*** Block opens ***

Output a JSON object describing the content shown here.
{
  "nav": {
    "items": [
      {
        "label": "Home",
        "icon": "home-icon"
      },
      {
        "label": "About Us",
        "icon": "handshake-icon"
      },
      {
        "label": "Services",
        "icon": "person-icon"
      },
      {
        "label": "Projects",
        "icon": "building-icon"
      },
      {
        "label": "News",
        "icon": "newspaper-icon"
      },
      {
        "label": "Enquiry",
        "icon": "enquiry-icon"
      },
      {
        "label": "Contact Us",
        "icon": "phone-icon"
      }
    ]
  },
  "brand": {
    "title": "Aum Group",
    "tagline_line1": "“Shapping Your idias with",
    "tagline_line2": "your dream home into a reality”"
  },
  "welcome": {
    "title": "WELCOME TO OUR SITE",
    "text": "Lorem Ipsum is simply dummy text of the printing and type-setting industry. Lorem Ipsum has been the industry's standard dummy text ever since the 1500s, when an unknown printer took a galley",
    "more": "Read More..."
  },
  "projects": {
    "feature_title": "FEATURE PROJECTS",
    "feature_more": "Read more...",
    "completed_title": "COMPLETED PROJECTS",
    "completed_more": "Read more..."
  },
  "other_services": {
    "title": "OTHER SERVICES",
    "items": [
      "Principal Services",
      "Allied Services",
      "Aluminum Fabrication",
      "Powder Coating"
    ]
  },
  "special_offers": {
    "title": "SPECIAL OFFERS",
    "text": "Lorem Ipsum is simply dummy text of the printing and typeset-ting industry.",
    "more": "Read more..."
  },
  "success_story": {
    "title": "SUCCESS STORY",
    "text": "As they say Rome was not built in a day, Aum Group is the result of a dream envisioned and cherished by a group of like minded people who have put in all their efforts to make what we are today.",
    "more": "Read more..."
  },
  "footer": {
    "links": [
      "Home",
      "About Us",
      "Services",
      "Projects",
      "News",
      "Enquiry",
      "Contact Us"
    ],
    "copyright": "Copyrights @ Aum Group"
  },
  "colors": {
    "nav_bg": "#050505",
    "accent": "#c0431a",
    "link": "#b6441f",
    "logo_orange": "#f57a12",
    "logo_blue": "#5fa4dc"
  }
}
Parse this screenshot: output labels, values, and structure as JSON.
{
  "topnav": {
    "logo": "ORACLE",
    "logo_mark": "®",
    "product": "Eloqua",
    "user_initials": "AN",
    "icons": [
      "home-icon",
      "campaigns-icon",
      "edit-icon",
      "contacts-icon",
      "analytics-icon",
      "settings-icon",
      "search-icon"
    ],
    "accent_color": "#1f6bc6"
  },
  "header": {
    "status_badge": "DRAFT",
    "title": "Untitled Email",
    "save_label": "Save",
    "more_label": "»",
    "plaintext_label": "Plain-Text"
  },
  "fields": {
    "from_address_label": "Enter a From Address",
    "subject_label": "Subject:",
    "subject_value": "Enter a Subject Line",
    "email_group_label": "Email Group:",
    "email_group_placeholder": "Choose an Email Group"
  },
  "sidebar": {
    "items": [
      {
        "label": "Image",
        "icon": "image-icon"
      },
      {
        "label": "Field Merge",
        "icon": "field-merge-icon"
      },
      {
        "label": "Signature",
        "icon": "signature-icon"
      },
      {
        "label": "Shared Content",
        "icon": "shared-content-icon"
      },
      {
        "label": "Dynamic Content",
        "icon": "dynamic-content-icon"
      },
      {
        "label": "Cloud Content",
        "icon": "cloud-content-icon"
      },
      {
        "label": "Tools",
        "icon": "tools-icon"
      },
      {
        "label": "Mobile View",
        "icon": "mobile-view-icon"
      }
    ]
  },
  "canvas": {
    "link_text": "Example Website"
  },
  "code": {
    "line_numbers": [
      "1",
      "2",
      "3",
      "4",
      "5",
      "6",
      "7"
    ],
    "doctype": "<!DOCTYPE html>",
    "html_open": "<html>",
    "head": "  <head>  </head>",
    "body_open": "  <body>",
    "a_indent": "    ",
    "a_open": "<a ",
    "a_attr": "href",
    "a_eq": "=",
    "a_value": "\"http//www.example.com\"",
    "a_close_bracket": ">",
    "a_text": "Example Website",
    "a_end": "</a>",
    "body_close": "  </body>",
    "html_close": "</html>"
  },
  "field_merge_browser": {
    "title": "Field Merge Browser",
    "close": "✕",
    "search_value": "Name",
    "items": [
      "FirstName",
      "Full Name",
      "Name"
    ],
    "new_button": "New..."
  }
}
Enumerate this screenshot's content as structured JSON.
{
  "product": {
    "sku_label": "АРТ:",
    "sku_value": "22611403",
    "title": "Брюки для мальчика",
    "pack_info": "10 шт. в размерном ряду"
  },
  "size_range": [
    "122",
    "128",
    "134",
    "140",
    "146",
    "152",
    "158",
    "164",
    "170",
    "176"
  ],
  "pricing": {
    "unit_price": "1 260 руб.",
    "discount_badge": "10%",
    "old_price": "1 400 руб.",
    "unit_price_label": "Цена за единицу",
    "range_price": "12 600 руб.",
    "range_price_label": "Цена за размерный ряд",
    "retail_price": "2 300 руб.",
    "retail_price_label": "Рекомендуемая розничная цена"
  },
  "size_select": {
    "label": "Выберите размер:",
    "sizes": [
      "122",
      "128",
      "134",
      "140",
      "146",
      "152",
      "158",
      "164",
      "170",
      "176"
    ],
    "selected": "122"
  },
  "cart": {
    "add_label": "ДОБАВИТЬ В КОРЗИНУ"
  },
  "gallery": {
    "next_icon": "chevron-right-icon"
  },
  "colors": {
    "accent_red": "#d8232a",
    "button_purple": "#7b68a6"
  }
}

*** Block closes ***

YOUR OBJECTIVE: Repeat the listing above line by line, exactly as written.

TASK ANSWER:
Output a JSON object describing the content shown here.
{
  "nav": {
    "items": [
      {
        "label": "Home",
        "icon": "home-icon"
      },
      {
        "label": "About Us",
        "icon": "handshake-icon"
      },
      {
        "label": "Services",
        "icon": "person-icon"
      },
      {
        "label": "Projects",
        "icon": "building-icon"
      },
      {
        "label": "News",
        "icon": "newspaper-icon"
      },
      {
        "label": "Enquiry",
        "icon": "enquiry-icon"
      },
      {
        "label": "Contact Us",
        "icon": "phone-icon"
      }
    ]
  },
  "brand": {
    "title": "Aum Group",
    "tagline_line1": "“Shapping Your idias with",
    "tagline_line2": "your dream home into a reality”"
  },
  "welcome": {
    "title": "WELCOME TO OUR SITE",
    "text": "Lorem Ipsum is simply dummy text of the printing and type-setting industry. Lorem Ipsum has been the industry's standard dummy text ever since the 1500s, when an unknown printer took a galley",
    "more": "Read More..."
  },
  "projects": {
    "feature_title": "FEATURE PROJECTS",
    "feature_more": "Read more...",
    "completed_title": "COMPLETED PROJECTS",
    "completed_more": "Read more..."
  },
  "other_services": {
    "title": "OTHER SERVICES",
    "items": [
      "Principal Services",
      "Allied Services",
      "Aluminum Fabrication",
      "Powder Coating"
    ]
  },
  "special_offers": {
    "title": "SPECIAL OFFERS",
    "text": "Lorem Ipsum is simply dummy text of the printing and typeset-ting industry.",
    "more": "Read more..."
  },
  "success_story": {
    "title": "SUCCESS STORY",
    "text": "As they say Rome was not built in a day, Aum Group is the result of a dream envisioned and cherished by a group of like minded people who have put in all their efforts to make what we are today.",
    "more": "Read more..."
  },
  "footer": {
    "links": [
      "Home",
      "About Us",
      "Services",
      "Projects",
      "News",
      "Enquiry",
      "Contact Us"
    ],
    "copyright": "Copyrights @ Aum Group"
  },
  "colors": {
    "nav_bg": "#050505",
    "accent": "#c0431a",
    "link": "#b6441f",
    "logo_orange": "#f57a12",
    "logo_blue": "#5fa4dc"
  }
}
Parse this screenshot: output labels, values, and structure as JSON.
{
  "topnav": {
    "logo": "ORACLE",
    "logo_mark": "®",
    "product": "Eloqua",
    "user_initials": "AN",
    "icons": [
      "home-icon",
      "campaigns-icon",
      "edit-icon",
      "contacts-icon",
      "analytics-icon",
      "settings-icon",
      "search-icon"
    ],
    "accent_color": "#1f6bc6"
  },
  "header": {
    "status_badge": "DRAFT",
    "title": "Untitled Email",
    "save_label": "Save",
    "more_label": "»",
    "plaintext_label": "Plain-Text"
  },
  "fields": {
    "from_address_label": "Enter a From Address",
    "subject_label": "Subject:",
    "subject_value": "Enter a Subject Line",
    "email_group_label": "Email Group:",
    "email_group_placeholder": "Choose an Email Group"
  },
  "sidebar": {
    "items": [
      {
        "label": "Image",
        "icon": "image-icon"
      },
      {
        "label": "Field Merge",
        "icon": "field-merge-icon"
      },
      {
        "label": "Signature",
        "icon": "signature-icon"
      },
      {
        "label": "Shared Content",
        "icon": "shared-content-icon"
      },
      {
        "label": "Dynamic Content",
        "icon": "dynamic-content-icon"
      },
      {
        "label": "Cloud Content",
        "icon": "cloud-content-icon"
      },
      {
        "label": "Tools",
        "icon": "tools-icon"
      },
      {
        "label": "Mobile View",
        "icon": "mobile-view-icon"
      }
    ]
  },
  "canvas": {
    "link_text": "Example Website"
  },
  "code": {
    "line_numbers": [
      "1",
      "2",
      "3",
      "4",
      "5",
      "6",
      "7"
    ],
    "doctype": "<!DOCTYPE html>",
    "html_open": "<html>",
    "head": "  <head>  </head>",
    "body_open": "  <body>",
    "a_indent": "    ",
    "a_open": "<a ",
    "a_attr": "href",
    "a_eq": "=",
    "a_value": "\"http//www.example.com\"",
    "a_close_bracket": ">",
    "a_text": "Example Website",
    "a_end": "</a>",
    "body_close": "  </body>",
    "html_close": "</html>"
  },
  "field_merge_browser": {
    "title": "Field Merge Browser",
    "close": "✕",
    "search_value": "Name",
    "items": [
      "FirstName",
      "Full Name",
      "Name"
    ],
    "new_button": "New..."
  }
}
Enumerate this screenshot's content as structured JSON.
{
  "product": {
    "sku_label": "АРТ:",
    "sku_value": "22611403",
    "title": "Брюки для мальчика",
    "pack_info": "10 шт. в размерном ряду"
  },
  "size_range": [
    "122",
    "128",
    "134",
    "140",
    "146",
    "152",
    "158",
    "164",
    "170",
    "176"
  ],
  "pricing": {
    "unit_price": "1 260 руб.",
    "discount_badge": "10%",
    "old_price": "1 400 руб.",
    "unit_price_label": "Цена за единицу",
    "range_price": "12 600 руб.",
    "range_price_label": "Цена за размерный ряд",
    "retail_price": "2 300 руб.",
    "retail_price_label": "Рекомендуемая розничная цена"
  },
  "size_select": {
    "label": "Выберите размер:",
    "sizes": [
      "122",
      "128",
      "134",
      "140",
      "146",
      "152",
      "158",
      "164",
      "170",
      "176"
    ],
    "selected": "122"
  },
  "cart": {
    "add_label": "ДОБАВИТЬ В КОРЗИНУ"
  },
  "gallery": {
    "next_icon": "chevron-right-icon"
  },
  "colors": {
    "accent_red": "#d8232a",
    "button_purple": "#7b68a6"
  }
}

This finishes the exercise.